vote
0answers
179 views

Is there a difference between “elfish” and “elvish”? [duplicate]

Possible Duplicate: When to use “Elven”, “Elvish” and “Elfic”? The dictionary seems to think that they are the same. Here are their definitions: ...
7
votes
3answers
6k views

What's the difference between “jelly” and “jam”?

I've seen both words being used (peanut butter and jelly; peanut butter and jam), but I was wondering whether they were both words for the same thing, or if there's actually a distinct difference ...
18
votes
5answers
174k views

“Warranty” vs. “guarantee”

Is there any relation or difference between warranty and guarantee? What do they mean? In what situations do we use them? For example, I suppose we say When we buy something it has a warranty.
4
votes
1answer
25k views

“Consequently” versus “consequentially”

What is the difference between consequently and consequentially? My usage being what it is, and also according to the dictionary sample sentences I've found so far (thank you for the helpful comment ...
2
votes
1answer
700 views

Usage of “contributive” vs. “contributory”

Which of the two is more correct? contributory capacity or contributive capacity (referred to the capacity of a province in ancient Mesopotamia to contribute to state demand for foodstuffs)
1
vote
6answers
7k views

Differences between “world-view” and “ideology”

These terms have slightly different nuances in meaning and connotation. Would you use world-view in an academic discussion? What is the correct context? For example, would you say creationism is an ...
11
votes
2answers
13k views

Difference between “partly” and “partially”

What is the difference between partly and partially? An example of usage for each word would be great.
6
votes
1answer
15k views

“Seek” vs.“search”

I've been wondering, what is the difference between seek and search? When should one be preferred over the other?
9
votes
4answers
23k views

“Approach to” or “approach for”

When do you use approach for, and when do you use approach to? (How can I answer questions like this?

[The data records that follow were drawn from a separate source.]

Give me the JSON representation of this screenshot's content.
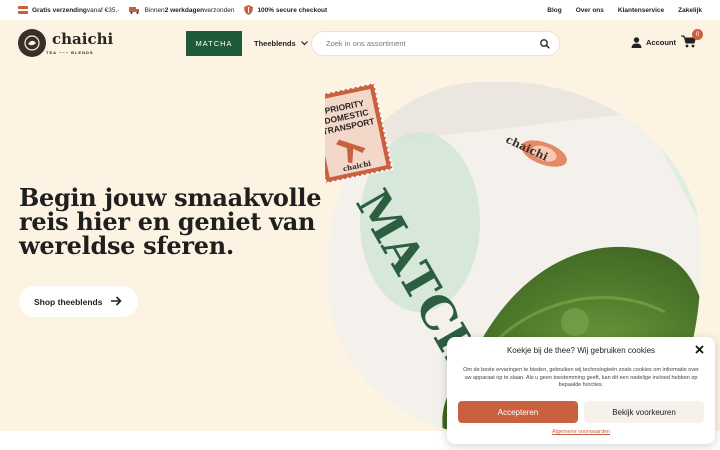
{
  "topbar": {
    "usp1_bold": "Gratis verzending",
    "usp1_rest": " vanaf €35,-",
    "usp2_lite": "Binnen ",
    "usp2_bold": "2 werkdagen",
    "usp2_rest": " verzonden",
    "usp3": "100% secure checkout",
    "links": [
      "Blog",
      "Over ons",
      "Klantenservice",
      "Zakelijk"
    ]
  },
  "header": {
    "logo_text": "chaichi",
    "logo_sub": "TEA ~~~ BLENDS",
    "matcha_label": "MATCHA",
    "blends_label": "Theeblends",
    "search_placeholder": "Zoek in ons assortiment",
    "account_label": "Account",
    "cart_count": "0"
  },
  "hero": {
    "title": "Begin jouw smaakvolle reis hier en geniet van wereldse sferen.",
    "cta_label": "Shop theeblends",
    "stamp_lines": [
      "PRIORITY",
      "DOMESTIC",
      "TRANSPORT"
    ],
    "stamp_brand": "chaichi",
    "package_text": "MATCHA",
    "package_brand": "chaichi"
  },
  "cookie": {
    "title": "Koekje bij de thee? Wij gebruiken cookies",
    "body": "Om de beste ervaringen te bieden, gebruiken wij technologieën zoals cookies om informatie over uw apparaat op te slaan. Als u geen toestemming geeft, kan dit een nadelige invloed hebben op bepaalde functies.",
    "accept_label": "Accepteren",
    "prefs_label": "Bekijk voorkeuren",
    "terms_label": "Algemene voorwaarden"
  },
  "colors": {
    "background": "#fdf3e3",
    "brand_green": "#1f5a3a",
    "accent": "#c9603f",
    "matcha_green": "#4f7a2c"
  }
}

In which dictionaries should I look? How do I google it?) The reason to ask this question is ...
1
vote
2answers
15k views

Difference between “yup” and “yes” [duplicate]

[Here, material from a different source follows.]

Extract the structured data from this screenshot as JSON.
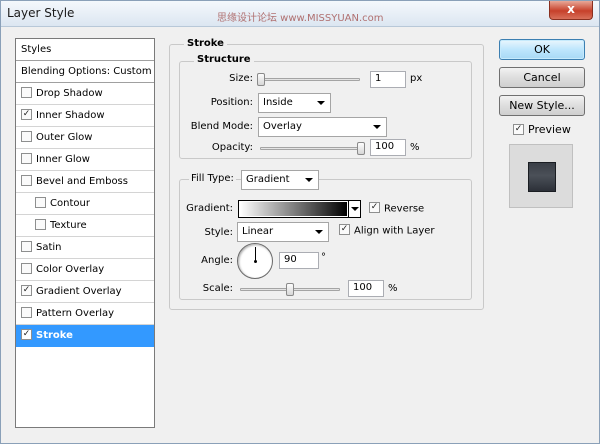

Possible Duplicate: “Yes”, “Yeah”, “Yep” What is the difference between yup and yes? Most of the time I use yup instead of yes.
2
votes
2answers
20k views

What's the difference between “swollen” and “inflamed”?

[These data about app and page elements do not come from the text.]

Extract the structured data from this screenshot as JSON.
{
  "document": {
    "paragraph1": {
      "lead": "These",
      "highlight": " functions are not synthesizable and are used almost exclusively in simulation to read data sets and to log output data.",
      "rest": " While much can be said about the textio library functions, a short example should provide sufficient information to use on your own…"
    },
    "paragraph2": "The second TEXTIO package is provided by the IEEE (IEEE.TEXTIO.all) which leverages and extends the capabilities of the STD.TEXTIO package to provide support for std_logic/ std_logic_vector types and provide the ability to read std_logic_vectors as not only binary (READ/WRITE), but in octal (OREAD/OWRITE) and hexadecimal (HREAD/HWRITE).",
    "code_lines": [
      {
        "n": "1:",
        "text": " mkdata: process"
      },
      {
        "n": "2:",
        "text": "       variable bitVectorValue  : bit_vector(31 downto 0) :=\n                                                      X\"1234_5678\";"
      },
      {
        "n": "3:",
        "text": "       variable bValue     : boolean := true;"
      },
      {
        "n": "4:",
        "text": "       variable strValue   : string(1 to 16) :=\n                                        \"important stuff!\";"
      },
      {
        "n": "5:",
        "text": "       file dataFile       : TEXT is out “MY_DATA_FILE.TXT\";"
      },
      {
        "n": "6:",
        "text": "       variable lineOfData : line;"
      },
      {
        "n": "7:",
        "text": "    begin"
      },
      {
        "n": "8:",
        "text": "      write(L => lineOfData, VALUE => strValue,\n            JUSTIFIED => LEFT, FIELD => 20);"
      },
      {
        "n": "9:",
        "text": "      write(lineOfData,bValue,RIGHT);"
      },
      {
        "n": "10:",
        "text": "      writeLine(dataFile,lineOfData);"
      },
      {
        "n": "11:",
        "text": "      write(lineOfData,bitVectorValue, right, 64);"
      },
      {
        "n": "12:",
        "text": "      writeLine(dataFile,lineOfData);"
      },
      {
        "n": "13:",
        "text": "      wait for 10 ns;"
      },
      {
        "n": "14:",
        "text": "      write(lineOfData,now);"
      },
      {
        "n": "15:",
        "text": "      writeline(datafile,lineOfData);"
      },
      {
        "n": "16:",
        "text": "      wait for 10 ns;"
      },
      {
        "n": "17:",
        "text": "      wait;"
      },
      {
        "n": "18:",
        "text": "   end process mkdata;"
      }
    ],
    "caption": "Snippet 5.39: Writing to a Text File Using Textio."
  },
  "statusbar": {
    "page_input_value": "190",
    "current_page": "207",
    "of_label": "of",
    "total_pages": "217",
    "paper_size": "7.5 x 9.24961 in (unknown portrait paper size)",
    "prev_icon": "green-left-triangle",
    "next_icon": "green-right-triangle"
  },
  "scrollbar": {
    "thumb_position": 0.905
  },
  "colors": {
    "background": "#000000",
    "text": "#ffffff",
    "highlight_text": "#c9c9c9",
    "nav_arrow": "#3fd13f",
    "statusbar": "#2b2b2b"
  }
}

As the title says, what is the difference between swollen and inflamed?
10
votes
2answers
5k views

What's the difference between programmer and developer? [duplicate]

Possible Duplicate: What is a good, short, word to describe a software engineer? I'm French, and I'm a ... developer. In my language, I prefer that term over programmer. Developing ...
1
vote
2answers
191 views

“Principal” or “principle”

What is the difference between principal and principle? I frequently come across these words and get confused.
10
votes
5answers
10k views

“Known unknown” vs. “unknown known”

I was recently reading a review of Donald Rumsfeld's autobiography. The reviewer cited one of his famous phrases; he quoted it as "unknown known." Now my memory was that the phrase Rumsfeld used was ...
10
votes
3answers
51k views

Difference between phrase, idiom and expression [duplicate]

Possible Duplicate: What is the difference between an expression and a phrase? Difference between “phrase” and “idiom” What is the difference between a phrase, an ...
4
votes
4answers
6k views

“State-of-the-art” and “technology”

I recently saw the etymology of the word technology and it comes from Greek thchni meaning art and logos which means word, reasoning, and stuff like that. So I reckon technology means doing something ...
4
votes
4answers
9k views

What is the difference between “risk” and “uncertainty”?

What is the difference between "risk" and "uncertainty"? In what situation should I use each word?
3
votes
4answers
5k views

Commas after Conjunctions

So we've already discussed at length whether it's okay to start a sentence with a coordinating conjunction, and it's pretty clear that it is (and I've already done it in this sentence). But (there we ...
3
votes
2answers
135 views

“With an (instrument)” and “by (instrument)”

"We forced the door with a jimmy" is idiomatic whereas "The door was forced by jimmy" (Note there is no article after 'by' in this sentence) is also idiomatic. However, "We forced the door by jimmy" ...